Detective Alex Cross arrests renowned plastic surgeon Elijah Creem for sleeping with teenage girls. Now, his life ruined, Creem is out of jail, and he’s made sure that no one will recognize him—by giving himself a new face.

A young woman is found hanging from a sixth-floor window, and Alex is called to the scene. The victim recently gave birth, but the baby is nowhere to be found. Before Alex can begin searching for the missing newborn and killer, he’s called to investigate a second crime. All of Washington, D.C. is in a panic, and when a third body is discovered, rumors of three serial killers send the city into an all-out frenzy.

Alex’s investigations are going nowhere, and he’s too focused on the cases to notice that someone has been watching him—and will stop at nothing until he’s dead.
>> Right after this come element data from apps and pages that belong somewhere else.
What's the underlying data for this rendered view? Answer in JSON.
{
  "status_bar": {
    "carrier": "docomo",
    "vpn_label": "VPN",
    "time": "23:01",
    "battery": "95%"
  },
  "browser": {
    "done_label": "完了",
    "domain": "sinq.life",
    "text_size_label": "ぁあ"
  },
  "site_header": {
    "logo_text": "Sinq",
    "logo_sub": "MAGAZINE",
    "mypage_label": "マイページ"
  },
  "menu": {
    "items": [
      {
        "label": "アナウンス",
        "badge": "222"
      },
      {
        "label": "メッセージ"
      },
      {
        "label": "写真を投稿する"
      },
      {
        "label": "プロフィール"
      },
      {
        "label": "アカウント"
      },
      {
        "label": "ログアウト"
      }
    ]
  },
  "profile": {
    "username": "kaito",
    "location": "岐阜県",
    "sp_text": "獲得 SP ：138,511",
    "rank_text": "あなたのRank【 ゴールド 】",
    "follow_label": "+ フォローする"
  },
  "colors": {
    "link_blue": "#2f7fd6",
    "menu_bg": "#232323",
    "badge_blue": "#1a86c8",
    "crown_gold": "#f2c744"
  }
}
With white-hot speed, relentless drama, and hairpin turns, Alex Cross, Run is James Patterson’s ultimate thrill ride.

Yay! James is back 🙂 Now this is the James Patterson that I’m used to reading!!!!  This is one of the best in the Alex Cross series that I’ve read thus far! A quick read, intriguing, suspenseful, full of twists and turns. It kept me on the edge of my seat just anticipating what was going to happen next. Lives are lost, people Alex loves are in serious danger, and everyone is afraid that they’re going to be next on the sniper’s list. This is another great and addicting tale of murder and mayhem–Alex Cross style! I was hard pressed to put it down!

The past couple of books that I’ve read by James had been somewhat disappointing and not quite up to par.  But this one re-sparked the fire that I’m used to reading by him. He did not disappoint with this one. This is one of his best.  Maybe because he didn’t have a co-writer on this one?? I’m just saying. Whatever it was, keep it up Mr. Patterson. Job well done. Welcome back to the fold 🙂